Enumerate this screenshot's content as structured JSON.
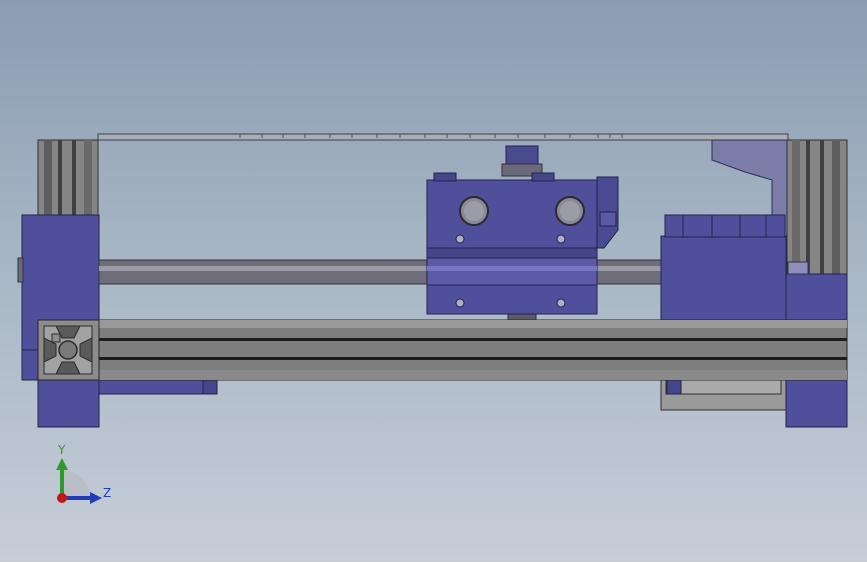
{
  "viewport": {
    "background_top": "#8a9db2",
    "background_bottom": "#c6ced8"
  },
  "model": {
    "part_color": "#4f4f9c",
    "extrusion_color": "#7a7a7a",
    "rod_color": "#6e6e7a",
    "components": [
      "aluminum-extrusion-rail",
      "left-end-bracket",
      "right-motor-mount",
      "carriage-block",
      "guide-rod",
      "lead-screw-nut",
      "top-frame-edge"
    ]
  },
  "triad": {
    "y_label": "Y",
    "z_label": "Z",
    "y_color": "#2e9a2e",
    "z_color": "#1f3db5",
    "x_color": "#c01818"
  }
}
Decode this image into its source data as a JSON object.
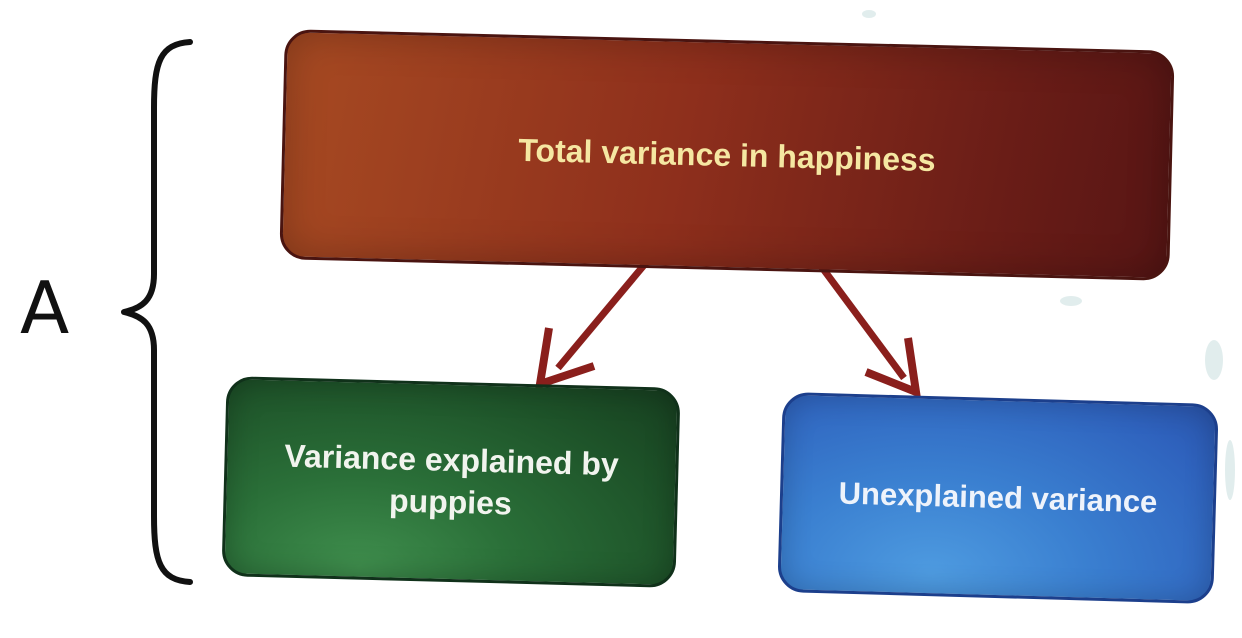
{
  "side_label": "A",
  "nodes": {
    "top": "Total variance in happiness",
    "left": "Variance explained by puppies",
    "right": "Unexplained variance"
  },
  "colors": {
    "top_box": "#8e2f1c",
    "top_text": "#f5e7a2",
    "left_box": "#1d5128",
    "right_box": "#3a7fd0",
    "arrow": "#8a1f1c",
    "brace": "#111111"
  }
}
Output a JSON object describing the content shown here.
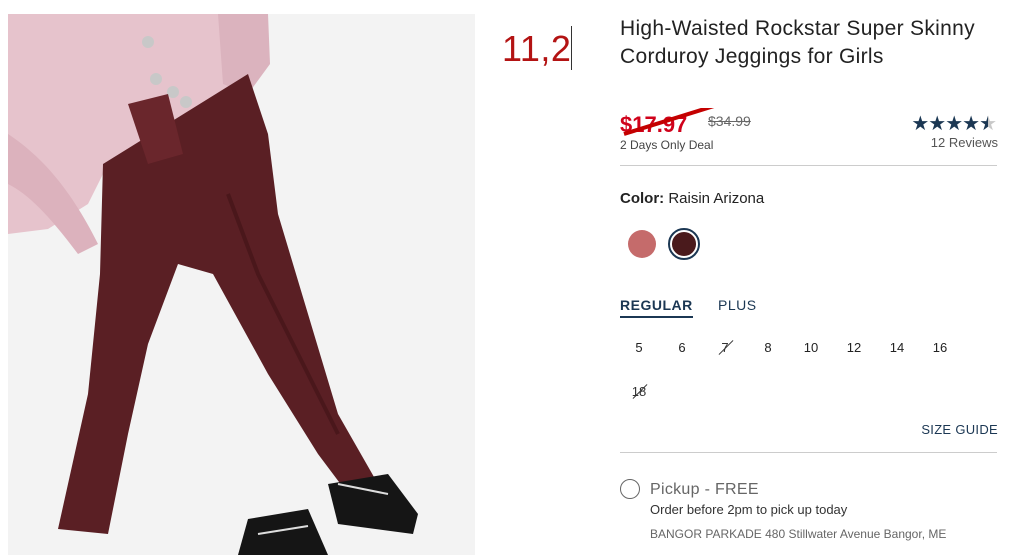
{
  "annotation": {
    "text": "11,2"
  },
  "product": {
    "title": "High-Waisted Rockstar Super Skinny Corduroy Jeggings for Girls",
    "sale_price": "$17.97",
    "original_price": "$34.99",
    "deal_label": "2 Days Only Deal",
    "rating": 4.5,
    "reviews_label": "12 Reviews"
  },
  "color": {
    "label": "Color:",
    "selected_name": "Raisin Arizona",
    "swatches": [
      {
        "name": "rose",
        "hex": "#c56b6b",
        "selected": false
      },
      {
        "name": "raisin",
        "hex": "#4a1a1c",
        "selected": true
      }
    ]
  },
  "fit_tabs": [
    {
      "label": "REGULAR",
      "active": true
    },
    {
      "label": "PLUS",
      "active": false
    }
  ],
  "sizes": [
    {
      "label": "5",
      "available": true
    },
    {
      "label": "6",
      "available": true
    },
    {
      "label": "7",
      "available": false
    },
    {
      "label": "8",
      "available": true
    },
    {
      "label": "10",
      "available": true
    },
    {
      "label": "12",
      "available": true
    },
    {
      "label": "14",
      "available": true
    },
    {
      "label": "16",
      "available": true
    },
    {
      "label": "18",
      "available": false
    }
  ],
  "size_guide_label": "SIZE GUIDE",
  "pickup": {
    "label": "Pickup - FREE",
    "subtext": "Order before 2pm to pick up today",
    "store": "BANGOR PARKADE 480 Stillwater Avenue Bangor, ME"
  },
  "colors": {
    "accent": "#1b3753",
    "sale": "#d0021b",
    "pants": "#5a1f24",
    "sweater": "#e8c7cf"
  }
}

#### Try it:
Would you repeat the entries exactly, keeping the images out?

#### Written solution:
Enumerate this screenshot's content as structured JSON.
{
  "viewport": {
    "background_top": "#8a9db2",
    "background_bottom": "#c6ced8"
  },
  "model": {
    "part_color": "#4f4f9c",
    "extrusion_color": "#7a7a7a",
    "rod_color": "#6e6e7a",
    "components": [
      "aluminum-extrusion-rail",
      "left-end-bracket",
      "right-motor-mount",
      "carriage-block",
      "guide-rod",
      "lead-screw-nut",
      "top-frame-edge"
    ]
  },
  "triad": {
    "y_label": "Y",
    "z_label": "Z",
    "y_color": "#2e9a2e",
    "z_color": "#1f3db5",
    "x_color": "#c01818"
  }
}
Decode this image into its source data as a JSON object.
{
  "side_label": "A",
  "nodes": {
    "top": "Total variance in happiness",
    "left": "Variance explained by puppies",
    "right": "Unexplained variance"
  },
  "colors": {
    "top_box": "#8e2f1c",
    "top_text": "#f5e7a2",
    "left_box": "#1d5128",
    "right_box": "#3a7fd0",
    "arrow": "#8a1f1c",
    "brace": "#111111"
  }
}
Output a JSON object describing the content shown here.
{
  "annotation": {
    "text": "11,2"
  },
  "product": {
    "title": "High-Waisted Rockstar Super Skinny Corduroy Jeggings for Girls",
    "sale_price": "$17.97",
    "original_price": "$34.99",
    "deal_label": "2 Days Only Deal",
    "rating": 4.5,
    "reviews_label": "12 Reviews"
  },
  "color": {
    "label": "Color:",
    "selected_name": "Raisin Arizona",
    "swatches": [
      {
        "name": "rose",
        "hex": "#c56b6b",
        "selected": false
      },
      {
        "name": "raisin",
        "hex": "#4a1a1c",
        "selected": true
      }
    ]
  },
  "fit_tabs": [
    {
      "label": "REGULAR",
      "active": true
    },
    {
      "label": "PLUS",
      "active": false
    }
  ],
  "sizes": [
    {
      "label": "5",
      "available": true
    },
    {
      "label": "6",
      "available": true
    },
    {
      "label": "7",
      "available": false
    },
    {
      "label": "8",
      "available": true
    },
    {
      "label": "10",
      "available": true
    },
    {
      "label": "12",
      "available": true
    },
    {
      "label": "14",
      "available": true
    },
    {
      "label": "16",
      "available": true
    },
    {
      "label": "18",
      "available": false
    }
  ],
  "size_guide_label": "SIZE GUIDE",
  "pickup": {
    "label": "Pickup - FREE",
    "subtext": "Order before 2pm to pick up today",
    "store": "BANGOR PARKADE 480 Stillwater Avenue Bangor, ME"
  },
  "colors": {
    "accent": "#1b3753",
    "sale": "#d0021b",
    "pants": "#5a1f24",
    "sweater": "#e8c7cf"
  }
}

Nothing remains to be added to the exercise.